A Feb. 25 public hearing on changes to Greenport Village’s noise code will go on as planned, but residents shouldn’t expect the board to take action just yet.
The Greenport Business Improvement District has asked for more time to weigh in and seek expert advice on noise management.
At a work session Thursday, BID director and Greenport Harbor Brewing Co. founder Richard Vandenburgh requested more time to ensure the business community is involved and their concerns are addressed.
“We want to make sure we’re not knee jerking this code in a way that’s going to create additional regulation that is not going to be enforceable, not going to be fair and not going to be a willingness to comply from businesses,” Mr. Vandenburgh said.
As written, the proposed code would set the decibel limit to 65 on commercial properties that would be in effect on Friday and Saturday nights from 8 p.m. to midnight. The code also proposes a revised fine structure for repeat offenders and would require businesses to obtain a music permit from the Board of Trustees.
Over 200 business and community members have signed an online petition against the current iteration of the code, arguing that the code, as proposed, will only worsen the difficulties being felt throughout the business community because of the COVID-19 pandemic.
Mr. Vandenburgh said any code passed must balance the needs of the business community, an essential part of the village’s economic health, with residents’ right to the peaceful enjoyment of the village.
He said rushing to pass an imperfect code could lead to costly legal fees for the village down the line, since businesses could face permit revocation after repeated offenses. “Businesses will be compelled to fight those actions [in court,]” Mr. Vandenburgh said.
The BID is planning to consult an Austin, Texas-based acoustic testing firm to gain a better understanding of decibel limits and current ambient noise levels in the village
“There’s a whole host of additional info that we feel very vested in bringing back to the board to allow the board to implement the code/draft that’s going to be more effective, clear and concise than the current draft of the code,” Mr. Vandenburgh said, asking for four months to conduct testing and collect data.
After some back and forth, board members ultimately agreed to hold the Feb. 25 hearing as planned, but table action on the code changes until the BID is able to report back. If substantial changes are made to the code, another public hearing will be scheduled.
Officials said next Thursday’s meeting will give residents their chance to comment on the noise proposal.
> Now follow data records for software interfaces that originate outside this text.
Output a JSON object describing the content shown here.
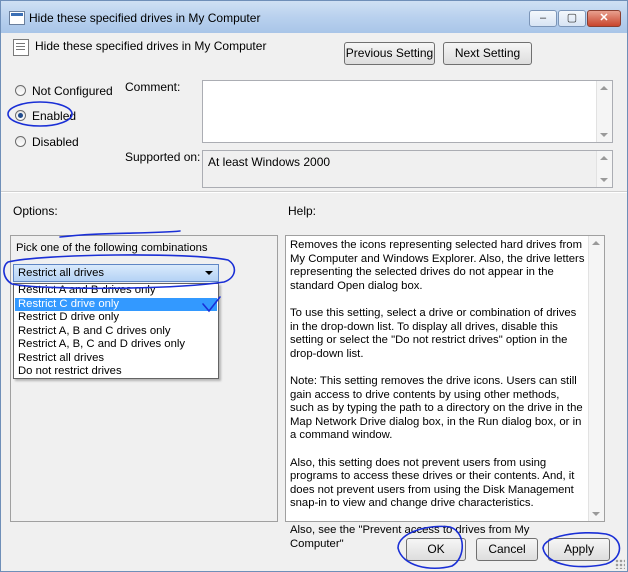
{
  "window": {
    "title": "Hide these specified drives in My Computer",
    "caption_buttons": {
      "minimize": "–",
      "maximize": "▢",
      "close": "✕"
    }
  },
  "header": {
    "policy_title": "Hide these specified drives in My Computer",
    "previous_label": "Previous Setting",
    "next_label": "Next Setting"
  },
  "state": {
    "options": [
      {
        "label": "Not Configured",
        "checked": false
      },
      {
        "label": "Enabled",
        "checked": true
      },
      {
        "label": "Disabled",
        "checked": false
      }
    ]
  },
  "comment_label": "Comment:",
  "comment_value": "",
  "supported_label": "Supported on:",
  "supported_value": "At least Windows 2000",
  "options_label": "Options:",
  "help_label": "Help:",
  "options_panel": {
    "prompt": "Pick one of the following combinations",
    "selected_value": "Restrict all drives",
    "dropdown_items": [
      "Restrict A and B drives only",
      "Restrict C drive only",
      "Restrict D drive only",
      "Restrict A, B and C drives only",
      "Restrict A, B, C and D drives only",
      "Restrict all drives",
      "Do not restrict drives"
    ],
    "highlighted_item": "Restrict C drive only"
  },
  "help_text": "Removes the icons representing selected hard drives from My Computer and Windows Explorer. Also, the drive letters representing the selected drives do not appear in the standard Open dialog box.\n\nTo use this setting, select a drive or combination of drives in the drop-down list. To display all drives, disable this setting or select the \"Do not restrict drives\" option in the drop-down list.\n\nNote: This setting removes the drive icons. Users can still gain access to drive contents by using other methods, such as by typing the path to a directory on the drive in the Map Network Drive dialog box, in the Run dialog box, or in a command window.\n\nAlso, this setting does not prevent users from using programs to access these drives or their contents. And, it does not prevent users from using the Disk Management snap-in to view and change drive characteristics.\n\nAlso, see the \"Prevent access to drives from My Computer\"",
  "footer": {
    "ok_label": "OK",
    "cancel_label": "Cancel",
    "apply_label": "Apply"
  },
  "annotation_color": "#1a2fd6"
}
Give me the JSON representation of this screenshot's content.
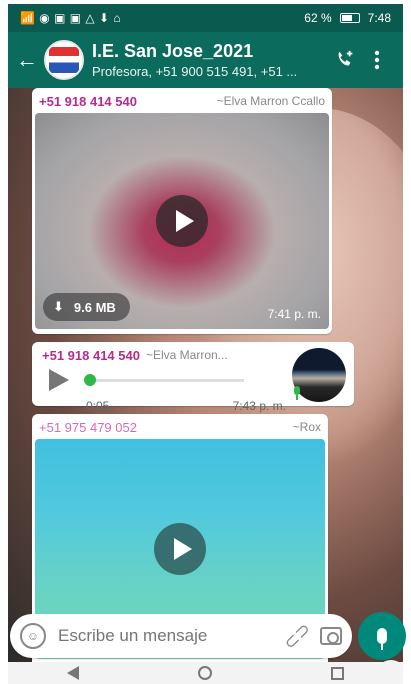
{
  "status_bar": {
    "icons": "📶 ◉ ▣ ▣ △ ⬇ ⌂",
    "battery": "62 %",
    "time": "7:48"
  },
  "header": {
    "title": "I.E. San Jose_2021",
    "subtitle": "Profesora, +51 900 515 491, +51 ..."
  },
  "messages": [
    {
      "sender_phone": "+51 918 414 540",
      "sender_alias": "~Elva Marron Ccallo",
      "type": "video",
      "size": "9.6 MB",
      "time": "7:41 p. m."
    },
    {
      "sender_phone": "+51 918 414 540",
      "sender_alias": "~Elva Marron...",
      "type": "audio",
      "duration": "0:05",
      "time": "7:43 p. m.",
      "progress": 0
    },
    {
      "sender_phone": "+51 975 479 052",
      "sender_alias": "~Rox",
      "type": "video"
    }
  ],
  "composer": {
    "placeholder": "Escribe un mensaje"
  },
  "colors": {
    "header": "#0b6b5c",
    "accent": "#00897b",
    "sender": "#b52d8c"
  },
  "icons": [
    "back-arrow-icon",
    "add-call-icon",
    "menu-dots-icon",
    "play-icon",
    "download-icon",
    "mic-icon",
    "emoji-icon",
    "attach-icon",
    "camera-icon",
    "scroll-down-icon"
  ]
}
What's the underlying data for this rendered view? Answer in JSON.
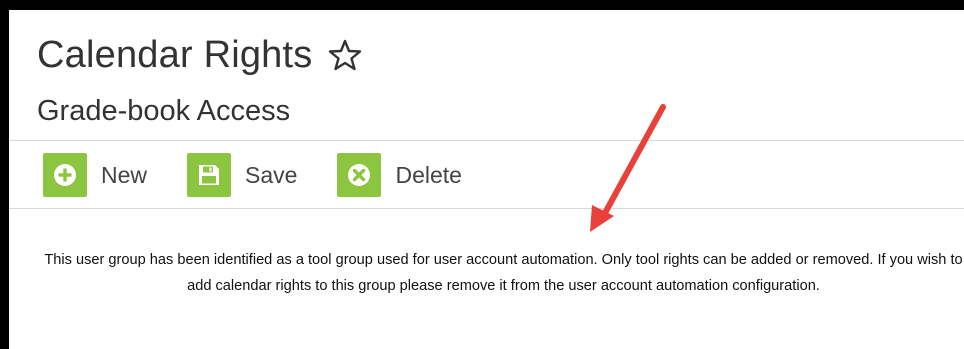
{
  "header": {
    "title": "Calendar Rights",
    "subtitle": "Grade-book Access"
  },
  "toolbar": {
    "new_label": "New",
    "save_label": "Save",
    "delete_label": "Delete"
  },
  "message": {
    "text": "This user group has been identified as a tool group used for user account automation. Only tool rights can be added or removed. If you wish to add calendar rights to this group please remove it from the user account automation configuration."
  },
  "colors": {
    "accent_green": "#8cc53f",
    "annotation_arrow": "#e8413c",
    "frame": "#000000"
  },
  "icons": {
    "favorite": "star-icon",
    "new": "plus-circle-icon",
    "save": "floppy-disk-icon",
    "delete": "x-circle-icon"
  }
}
Trustee Julia Robins said feedback from the public may also be helpful for the BID to consider as all sides try to reach a compromise.
“It’s been going on for a year and a half, so another six months is not going to make that big a difference,” Mayor George Hubbard Jr. said.
Citing a decline in new COVID-19 infections and hospitalizations, Gov. Andrew Cuomo recently extended a 10 p.m. curfew for restaurants and bars statewide to 11 p.m. starting Feb. 14.
“That kind of sets some built-in time frames for anything that’s going on,” Mr. Vandenburgh said, though those rules are subject to change.